But I'm sick of high schoolers.

Don't get me wrong, most of my classes are great. There are a lot of kids that are really invested in learning English, and their level is much higher than that of most American students. But the ones that aren't just...aren't. They talk over me, they don't pay attention, and they make me really, really miss my sweet toddlers.

These past 5 months have reinforced the knowledge that I am not cut out to be a grade school teacher. Preschool is my home. [It's also the most important age for attachment, and therefore foster/adopted kids, and therefore combines two of my loves.]

And as much as I enjoy living here, I realized, as I procrastinated on working on my reapplication, that there's not a lot left I want to do in Spain. I've done a ton of traveling, practiced some Spanish, and eaten a lot of delicious paella. When trying to picture next year, maybe in Granada, the only thing I was looking forward to was coming home during Christmas break and having a Presbyterian-ish church to go to.

Which are not good reasons to commit to living somewhere for nine months.

So now I'm working on a new plan. And I'm really excited about it and can't wait to share it with everyone. But this post is long and picture-less enough as it is, so that will have to wait for another day.

Wednesday, March 5, 2014

Adventures in Pancake Making

I consider myself a decent cook. And usually a good baker too. But no matter how hard I try to follow recipes or keep the kitchen clean while I work, it never seems to go quite so smoothly.

So of course, my first stab at solo pancake making was bound to be interesting. [Especially because there are no mixing bowls in my apartment. I don't understand how this happened. We have an overflowing cupboard full of them at home.]

BUT pancakes are a must for Shrove Tuesday/Mardi Gras. Since I can't be at my church eating pancakes and applesauce and sausage patties, I dug up a recipe I had saved - well, it ended up being a combination of two recipes - and got to work buying ingredients. And this is how it turned out.

Step One: Find a YouTube playlist of New Orleans jazz music

Step Two: Make the batter [and in this case, a cinnamon filling as well]

The ingredient-mixing itself wasn't that hard and I only made a tiny mess with the cinnamon sugar. Yay! I did have to make some substitutions due to Spain not having vegetable oil, and had to leave off a yummy sounding cream cheese glaze because I haven't seen any powdered sugar. I even realized how big of a recipe it was and halfed it [the batter still lasted two days, but what's wrong with two days of pancake dinners?].

Step Three: Grease pan with butter and plop down the pancake mixture

This is not as easy to do when you're guestimating how much butter to melt because there is no non-stick cooking spray in my apartment. Maybe in all of Spain. Who knows?

Step Four: Swirl in some cinnamon
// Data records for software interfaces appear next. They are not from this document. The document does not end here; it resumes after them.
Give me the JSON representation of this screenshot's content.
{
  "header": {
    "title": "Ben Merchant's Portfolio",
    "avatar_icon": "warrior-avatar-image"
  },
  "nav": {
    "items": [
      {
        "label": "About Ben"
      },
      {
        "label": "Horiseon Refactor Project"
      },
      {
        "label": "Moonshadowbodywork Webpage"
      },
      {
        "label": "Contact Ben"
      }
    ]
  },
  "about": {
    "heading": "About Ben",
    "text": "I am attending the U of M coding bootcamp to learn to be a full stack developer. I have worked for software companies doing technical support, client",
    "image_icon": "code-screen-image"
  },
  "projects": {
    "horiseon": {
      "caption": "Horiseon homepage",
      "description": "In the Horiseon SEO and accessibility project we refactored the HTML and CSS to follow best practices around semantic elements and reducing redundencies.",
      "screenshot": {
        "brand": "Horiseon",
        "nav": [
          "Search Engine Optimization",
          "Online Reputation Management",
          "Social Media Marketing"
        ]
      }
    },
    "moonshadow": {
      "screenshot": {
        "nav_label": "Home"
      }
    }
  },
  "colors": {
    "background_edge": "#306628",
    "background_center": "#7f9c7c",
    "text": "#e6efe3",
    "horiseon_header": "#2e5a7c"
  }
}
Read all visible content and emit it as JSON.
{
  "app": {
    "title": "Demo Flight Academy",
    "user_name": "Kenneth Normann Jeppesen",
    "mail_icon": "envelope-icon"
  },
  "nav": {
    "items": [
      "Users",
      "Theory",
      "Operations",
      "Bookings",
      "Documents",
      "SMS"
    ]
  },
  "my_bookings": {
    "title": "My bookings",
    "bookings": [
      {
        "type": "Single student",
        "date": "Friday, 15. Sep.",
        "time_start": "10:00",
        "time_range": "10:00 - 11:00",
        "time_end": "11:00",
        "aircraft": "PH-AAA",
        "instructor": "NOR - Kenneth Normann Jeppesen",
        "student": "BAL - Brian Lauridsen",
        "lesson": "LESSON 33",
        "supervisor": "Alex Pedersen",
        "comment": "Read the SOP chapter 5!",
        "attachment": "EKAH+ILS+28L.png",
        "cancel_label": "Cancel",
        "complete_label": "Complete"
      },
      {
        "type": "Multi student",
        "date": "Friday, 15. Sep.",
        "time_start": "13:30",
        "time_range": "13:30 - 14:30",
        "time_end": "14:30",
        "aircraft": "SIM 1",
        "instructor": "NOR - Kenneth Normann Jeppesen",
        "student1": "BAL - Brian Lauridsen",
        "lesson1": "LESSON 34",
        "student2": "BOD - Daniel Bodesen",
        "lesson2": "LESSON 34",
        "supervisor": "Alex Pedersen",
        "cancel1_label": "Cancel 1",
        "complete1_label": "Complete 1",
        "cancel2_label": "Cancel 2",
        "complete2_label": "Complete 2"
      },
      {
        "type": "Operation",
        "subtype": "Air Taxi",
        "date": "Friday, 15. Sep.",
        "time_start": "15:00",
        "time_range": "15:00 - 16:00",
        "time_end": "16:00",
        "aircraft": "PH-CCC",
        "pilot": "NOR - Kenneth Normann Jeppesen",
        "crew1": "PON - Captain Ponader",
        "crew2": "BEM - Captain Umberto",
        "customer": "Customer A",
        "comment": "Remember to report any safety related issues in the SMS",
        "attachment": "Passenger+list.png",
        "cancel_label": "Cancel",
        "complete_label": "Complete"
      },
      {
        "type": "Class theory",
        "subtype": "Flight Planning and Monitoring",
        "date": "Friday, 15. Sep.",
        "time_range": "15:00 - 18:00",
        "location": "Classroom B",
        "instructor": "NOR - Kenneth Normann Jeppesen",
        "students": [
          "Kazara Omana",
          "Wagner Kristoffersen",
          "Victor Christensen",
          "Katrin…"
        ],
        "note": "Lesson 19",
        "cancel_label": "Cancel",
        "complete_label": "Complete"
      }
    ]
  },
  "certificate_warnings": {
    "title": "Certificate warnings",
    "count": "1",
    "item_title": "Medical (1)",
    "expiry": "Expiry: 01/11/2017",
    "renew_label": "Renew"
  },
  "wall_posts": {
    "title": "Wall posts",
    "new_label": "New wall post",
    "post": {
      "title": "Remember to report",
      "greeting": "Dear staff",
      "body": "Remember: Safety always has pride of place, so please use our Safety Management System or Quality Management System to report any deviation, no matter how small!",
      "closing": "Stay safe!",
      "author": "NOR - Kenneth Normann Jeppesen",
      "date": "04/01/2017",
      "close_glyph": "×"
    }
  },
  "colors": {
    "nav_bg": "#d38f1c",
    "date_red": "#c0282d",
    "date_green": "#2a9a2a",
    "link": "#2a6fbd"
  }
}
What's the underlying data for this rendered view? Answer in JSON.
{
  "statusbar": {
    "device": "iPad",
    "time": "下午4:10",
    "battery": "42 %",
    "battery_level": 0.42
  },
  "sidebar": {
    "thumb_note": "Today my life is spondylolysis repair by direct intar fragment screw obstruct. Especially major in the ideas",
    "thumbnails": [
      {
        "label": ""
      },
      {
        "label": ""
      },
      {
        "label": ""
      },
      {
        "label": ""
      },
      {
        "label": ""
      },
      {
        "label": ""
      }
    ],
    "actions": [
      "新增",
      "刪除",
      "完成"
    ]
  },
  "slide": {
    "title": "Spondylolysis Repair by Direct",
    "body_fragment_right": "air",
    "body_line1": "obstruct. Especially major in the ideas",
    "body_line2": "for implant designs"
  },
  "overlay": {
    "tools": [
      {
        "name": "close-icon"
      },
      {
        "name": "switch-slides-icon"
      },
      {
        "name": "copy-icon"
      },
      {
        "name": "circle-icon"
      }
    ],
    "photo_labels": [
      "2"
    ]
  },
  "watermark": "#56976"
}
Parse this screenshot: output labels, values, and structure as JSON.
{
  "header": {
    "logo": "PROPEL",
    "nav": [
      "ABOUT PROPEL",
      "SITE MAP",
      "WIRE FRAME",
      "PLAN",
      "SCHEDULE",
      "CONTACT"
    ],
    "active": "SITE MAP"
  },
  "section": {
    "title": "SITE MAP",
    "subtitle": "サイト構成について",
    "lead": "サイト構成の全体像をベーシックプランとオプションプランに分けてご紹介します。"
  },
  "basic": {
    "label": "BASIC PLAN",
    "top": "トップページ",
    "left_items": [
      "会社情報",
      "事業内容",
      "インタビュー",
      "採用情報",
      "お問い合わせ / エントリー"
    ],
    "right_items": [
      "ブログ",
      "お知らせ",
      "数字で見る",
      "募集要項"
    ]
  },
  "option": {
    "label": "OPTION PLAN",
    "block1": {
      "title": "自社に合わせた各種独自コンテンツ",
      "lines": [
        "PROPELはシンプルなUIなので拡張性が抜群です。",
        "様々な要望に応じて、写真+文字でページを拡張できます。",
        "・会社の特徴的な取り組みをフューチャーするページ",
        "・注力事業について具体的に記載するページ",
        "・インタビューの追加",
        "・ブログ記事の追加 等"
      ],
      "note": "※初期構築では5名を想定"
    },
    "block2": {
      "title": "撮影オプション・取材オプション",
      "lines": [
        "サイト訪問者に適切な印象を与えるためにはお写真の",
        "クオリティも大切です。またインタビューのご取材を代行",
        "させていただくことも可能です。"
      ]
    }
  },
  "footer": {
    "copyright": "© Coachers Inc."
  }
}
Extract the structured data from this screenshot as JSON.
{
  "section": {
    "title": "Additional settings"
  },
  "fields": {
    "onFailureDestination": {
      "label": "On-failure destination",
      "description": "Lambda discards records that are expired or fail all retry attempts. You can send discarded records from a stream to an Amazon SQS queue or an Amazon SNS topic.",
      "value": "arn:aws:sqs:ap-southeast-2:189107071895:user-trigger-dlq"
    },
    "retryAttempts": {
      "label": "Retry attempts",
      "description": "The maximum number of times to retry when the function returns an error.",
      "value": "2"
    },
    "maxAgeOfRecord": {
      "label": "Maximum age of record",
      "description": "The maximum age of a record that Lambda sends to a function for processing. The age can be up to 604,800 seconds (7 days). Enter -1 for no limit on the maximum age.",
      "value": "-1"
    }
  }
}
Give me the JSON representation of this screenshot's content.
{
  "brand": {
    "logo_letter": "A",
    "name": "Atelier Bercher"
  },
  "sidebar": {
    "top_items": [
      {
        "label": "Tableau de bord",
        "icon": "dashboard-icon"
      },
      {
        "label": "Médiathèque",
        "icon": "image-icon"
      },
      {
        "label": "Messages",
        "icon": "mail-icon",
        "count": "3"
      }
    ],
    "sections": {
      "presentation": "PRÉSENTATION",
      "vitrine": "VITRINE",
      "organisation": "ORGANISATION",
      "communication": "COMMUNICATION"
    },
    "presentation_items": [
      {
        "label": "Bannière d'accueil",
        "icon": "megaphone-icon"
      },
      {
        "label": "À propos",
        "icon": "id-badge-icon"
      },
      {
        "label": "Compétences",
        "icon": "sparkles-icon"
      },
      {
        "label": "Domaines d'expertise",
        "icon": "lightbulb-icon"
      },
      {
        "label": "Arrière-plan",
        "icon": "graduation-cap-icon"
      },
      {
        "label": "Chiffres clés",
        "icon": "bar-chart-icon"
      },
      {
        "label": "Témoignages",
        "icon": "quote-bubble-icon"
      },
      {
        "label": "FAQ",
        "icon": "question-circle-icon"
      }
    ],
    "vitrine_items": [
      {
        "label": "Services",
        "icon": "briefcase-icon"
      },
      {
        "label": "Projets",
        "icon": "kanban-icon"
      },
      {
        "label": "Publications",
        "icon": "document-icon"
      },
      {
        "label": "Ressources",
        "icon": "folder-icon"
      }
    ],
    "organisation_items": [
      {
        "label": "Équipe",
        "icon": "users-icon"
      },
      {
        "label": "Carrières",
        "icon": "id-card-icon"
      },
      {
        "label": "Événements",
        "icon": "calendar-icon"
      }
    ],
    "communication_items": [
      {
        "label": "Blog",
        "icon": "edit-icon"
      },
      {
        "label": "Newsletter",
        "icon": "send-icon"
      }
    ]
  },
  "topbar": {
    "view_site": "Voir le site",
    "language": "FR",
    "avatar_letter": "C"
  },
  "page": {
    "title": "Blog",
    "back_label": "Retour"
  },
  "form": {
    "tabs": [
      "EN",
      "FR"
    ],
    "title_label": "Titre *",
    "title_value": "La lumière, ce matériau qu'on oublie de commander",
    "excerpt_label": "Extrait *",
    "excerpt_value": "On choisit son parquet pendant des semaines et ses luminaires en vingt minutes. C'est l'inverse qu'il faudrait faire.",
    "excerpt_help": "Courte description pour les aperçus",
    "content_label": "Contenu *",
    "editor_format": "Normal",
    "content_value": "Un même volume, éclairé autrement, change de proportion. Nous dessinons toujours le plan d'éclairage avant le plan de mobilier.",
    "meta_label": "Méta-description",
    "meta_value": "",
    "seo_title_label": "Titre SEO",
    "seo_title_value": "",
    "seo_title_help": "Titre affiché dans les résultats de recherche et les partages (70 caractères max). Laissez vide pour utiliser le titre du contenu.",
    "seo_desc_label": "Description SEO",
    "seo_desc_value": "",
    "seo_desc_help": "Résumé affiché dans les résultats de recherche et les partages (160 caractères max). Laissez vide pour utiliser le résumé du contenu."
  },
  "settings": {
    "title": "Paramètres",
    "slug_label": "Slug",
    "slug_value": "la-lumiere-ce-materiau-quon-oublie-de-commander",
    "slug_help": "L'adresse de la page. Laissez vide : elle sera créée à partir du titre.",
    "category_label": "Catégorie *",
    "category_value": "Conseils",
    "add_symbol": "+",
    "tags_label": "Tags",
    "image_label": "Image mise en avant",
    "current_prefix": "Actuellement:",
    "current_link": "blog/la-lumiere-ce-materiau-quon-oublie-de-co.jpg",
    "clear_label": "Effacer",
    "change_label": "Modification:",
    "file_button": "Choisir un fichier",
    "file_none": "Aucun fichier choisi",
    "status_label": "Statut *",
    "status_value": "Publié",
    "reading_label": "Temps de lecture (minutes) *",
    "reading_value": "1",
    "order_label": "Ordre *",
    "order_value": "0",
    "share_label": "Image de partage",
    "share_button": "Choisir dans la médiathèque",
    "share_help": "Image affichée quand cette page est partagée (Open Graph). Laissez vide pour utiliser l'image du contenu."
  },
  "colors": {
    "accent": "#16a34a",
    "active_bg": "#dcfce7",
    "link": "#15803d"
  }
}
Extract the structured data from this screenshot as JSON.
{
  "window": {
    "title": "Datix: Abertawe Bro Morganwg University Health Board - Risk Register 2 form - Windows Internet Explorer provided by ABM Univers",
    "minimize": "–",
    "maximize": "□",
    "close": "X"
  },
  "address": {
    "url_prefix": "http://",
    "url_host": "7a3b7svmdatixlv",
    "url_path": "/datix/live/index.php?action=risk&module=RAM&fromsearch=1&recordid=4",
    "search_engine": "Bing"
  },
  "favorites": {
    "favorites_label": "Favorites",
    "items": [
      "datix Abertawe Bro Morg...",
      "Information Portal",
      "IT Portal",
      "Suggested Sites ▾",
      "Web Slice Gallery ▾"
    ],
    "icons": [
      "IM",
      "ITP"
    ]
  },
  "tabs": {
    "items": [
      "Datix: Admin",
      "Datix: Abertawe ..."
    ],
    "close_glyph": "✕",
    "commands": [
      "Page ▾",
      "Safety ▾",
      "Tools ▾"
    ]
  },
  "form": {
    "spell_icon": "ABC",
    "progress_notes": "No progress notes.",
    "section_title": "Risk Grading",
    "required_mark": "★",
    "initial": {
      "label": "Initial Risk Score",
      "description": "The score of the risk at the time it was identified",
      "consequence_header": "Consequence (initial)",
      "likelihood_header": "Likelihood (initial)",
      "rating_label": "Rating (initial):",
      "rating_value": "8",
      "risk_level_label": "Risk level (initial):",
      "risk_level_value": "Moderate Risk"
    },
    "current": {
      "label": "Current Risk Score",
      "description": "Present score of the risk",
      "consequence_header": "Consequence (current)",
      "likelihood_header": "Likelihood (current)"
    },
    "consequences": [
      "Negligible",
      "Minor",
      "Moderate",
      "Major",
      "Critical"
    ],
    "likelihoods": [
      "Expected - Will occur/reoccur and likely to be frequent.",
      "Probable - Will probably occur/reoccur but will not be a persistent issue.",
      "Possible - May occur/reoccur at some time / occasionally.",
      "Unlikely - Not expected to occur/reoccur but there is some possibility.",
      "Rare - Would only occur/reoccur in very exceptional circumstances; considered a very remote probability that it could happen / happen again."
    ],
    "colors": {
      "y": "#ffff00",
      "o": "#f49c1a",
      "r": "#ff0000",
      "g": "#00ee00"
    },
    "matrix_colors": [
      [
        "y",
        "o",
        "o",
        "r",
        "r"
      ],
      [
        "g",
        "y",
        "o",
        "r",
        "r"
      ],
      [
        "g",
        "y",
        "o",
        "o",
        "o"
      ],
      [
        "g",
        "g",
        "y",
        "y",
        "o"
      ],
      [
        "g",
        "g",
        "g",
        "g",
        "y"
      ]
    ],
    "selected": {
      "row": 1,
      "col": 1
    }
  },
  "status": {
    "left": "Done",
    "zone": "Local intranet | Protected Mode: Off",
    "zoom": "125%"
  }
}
Technically you could follow the instructions from the recipe and use an icing bag/ziploc to make a nice circle. But when you have neither of those things, a tea spoon will do just fine.

Step Five: Flip

This is where it got dicey. The cinnamon swirl, while a tasty addition, also makes the pancakes flimsier. Which I wasn't quite expecting when I made my first gigantic pancake, hence the broken pieces above. Poor pancake #1.

[Also, is it strange that I think of the Aral Sea every time I look at that picture?]

Step Six: Eat!

I'm obviously a lot biased, but these are some of the best pancakes I've ever eaten.

Here's the recipe. For the pancakes, just mix the dry ingredients together, add in the wet ones and mix them until all the flour is blended in. For the filling, I melted the butter in a glass dish then added the cinnamon and sugar. Then you basically make them like regular pancakes - although the recipe did say to be careful not to cook them too fast because the cinnamon could burn.

  • 2 cups all-purpose flour
  • 4 tsps baking powder
  • 2 cups milk
  • 1 mashed banana [my Google-approved substitute for 2 tbsps vegetable oil]
  • 2 large eggs
  • 1 tsp vanilla extract [because I didn't make the glaze]

Cinnamon Filling
  • 1/2 cup butter, melted
  • 3/4 cup brown sugar, packed
  • 1 tbsp ground cinnamon
Cream Cheese Glaze

  • 1/4 cup butter
  • 2 oz. cream cheese
  • 3/4 cups powdered sugar
  • 1 tsp. vanilla